The metal warehouse shelves at the Licking County Food Pantry were stocked floor-to-ceiling with cardboard boxes filled with food for distribution on Friday, Jan. 26. And the system is about to change for the better for Licking County residents in need. 

The Food Pantry Network (FPN), which operates nearly two dozen volunteer-run pantries in Licking County, receives about 10,000 pounds of food on Monday and another 10,000 pounds on Wednesday each week, Executive Director Chuck Moore said. 

“So as you can see, there’s food,”  Moore said from inside the warehouse, surrounded by boxes and skids of food towering high over his head. 

But the way that food is distributed, Moore said, is going through a significant overhaul: Over the next several months, the food pantry will do away with existing pantry systems and make visiting the pantry more like a trip to a grocery store.

“This empowers the customers to determine what they need in their home, with no explanation needed,” FPN Development Director Alyssa Shepherd explained. 

Traditionally, the food pantries have run on service limits, in which the amount of food distributed is based on the number of members in a visitor’s household, Shepherd said. 

Shepherd said she disliked the system and was unhappy with the requirement that a volunteer accompany shoppers to tell them what they could and could not have from the pantry based on their household, noting that this adds to the stigma the shopper experiences. 

Shepherd is the driving force behind the change, encouraging users to have the autonomy and access of a market. 

“It is 100% a customer-centric shift,” Shepherd said. “The new market is a more grocery store-style experience.” 

The food pantry, in operation in the county since 1981, will stop counting visits, Moore said. That means people without food storage capabilities – primarily Licking County’s unhoused population – will be able to visit when needed. In the past, the number of visits per month or year were limited, negatively impacting food access and influencing hoarding tendencies, Shepherd said. 

The shift to customer-centric operations also means the pantries will have more flexible times for shoppers. 

At the pantry’s main location on Brice Street, east of O’Bannon Avenue on the east end of Newark, hours have been extended to allow for more access around standard work hours. 

The resources available at each pantry have dictated when the customer-centric changes will occur, meaning that some of the pantries in Licking County are operating with the new model while others are still in the transition phase. The FPN has a dozen locations across Newark and at least one each in Buckeye Lake, Croton, Jacksontown, Johnstown, Pataskala and Utica.

The transition should be complete at each pantry by July 1, Shepherd said. 

From his spot in the warehouse, Moore turned and strolled into a small, walk-in refrigerator room. 

“This is what we’ll give out tomorrow,” he explained, gesturing to skids of cabbage, oranges and grapefruit inside the walk-in. “The goal is to have all this produce out of here tomorrow so we can get more in.” 
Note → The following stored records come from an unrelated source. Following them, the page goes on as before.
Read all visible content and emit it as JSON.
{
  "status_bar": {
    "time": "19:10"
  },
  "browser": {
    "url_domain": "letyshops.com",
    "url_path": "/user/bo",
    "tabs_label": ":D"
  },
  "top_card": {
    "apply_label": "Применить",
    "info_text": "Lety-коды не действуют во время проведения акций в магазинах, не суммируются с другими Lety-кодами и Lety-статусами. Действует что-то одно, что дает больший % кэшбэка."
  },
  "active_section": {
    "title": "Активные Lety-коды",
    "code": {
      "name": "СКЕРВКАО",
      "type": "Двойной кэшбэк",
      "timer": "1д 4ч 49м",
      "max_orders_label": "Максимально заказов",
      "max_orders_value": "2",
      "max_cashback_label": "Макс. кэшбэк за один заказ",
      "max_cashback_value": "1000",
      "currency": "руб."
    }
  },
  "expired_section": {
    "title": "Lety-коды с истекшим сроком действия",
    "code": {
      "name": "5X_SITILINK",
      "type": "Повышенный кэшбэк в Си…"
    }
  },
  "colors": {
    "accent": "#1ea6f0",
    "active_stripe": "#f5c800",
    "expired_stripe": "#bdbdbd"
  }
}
The pantry currently offers six locations for fresh fruit and vegetables, and staff members are working to tackle food insecurity and food deserts – areas of central Ohio where people have limited access to a variety of healthy and affordable food, according to the United States Department of Agriculture (USDA). 

FPN receives food and funding from the USDA, the Mid-Ohio Foodbank in Columbus and the national Feeding America network, which include donations from major companies like Kroger, Target and Giant Eagle, as well as local companies such as Ross Granville Market

Through these allocations, FPN received and distributed 4.3 million pounds of food in 2023, and another 3.9 million pounds in 2022. 

About 20% of those who come to the pantries are new households, meaning they are residents who have never used the system before. The average household in the program currently visits eight times per year.

Anna Jones writes for, the nonprofit news organization of Denison University’s Journalism program, which is sponsored in part by the Mellon Foundation and donations from readers. Sign up for The Reporting Project newsletter here.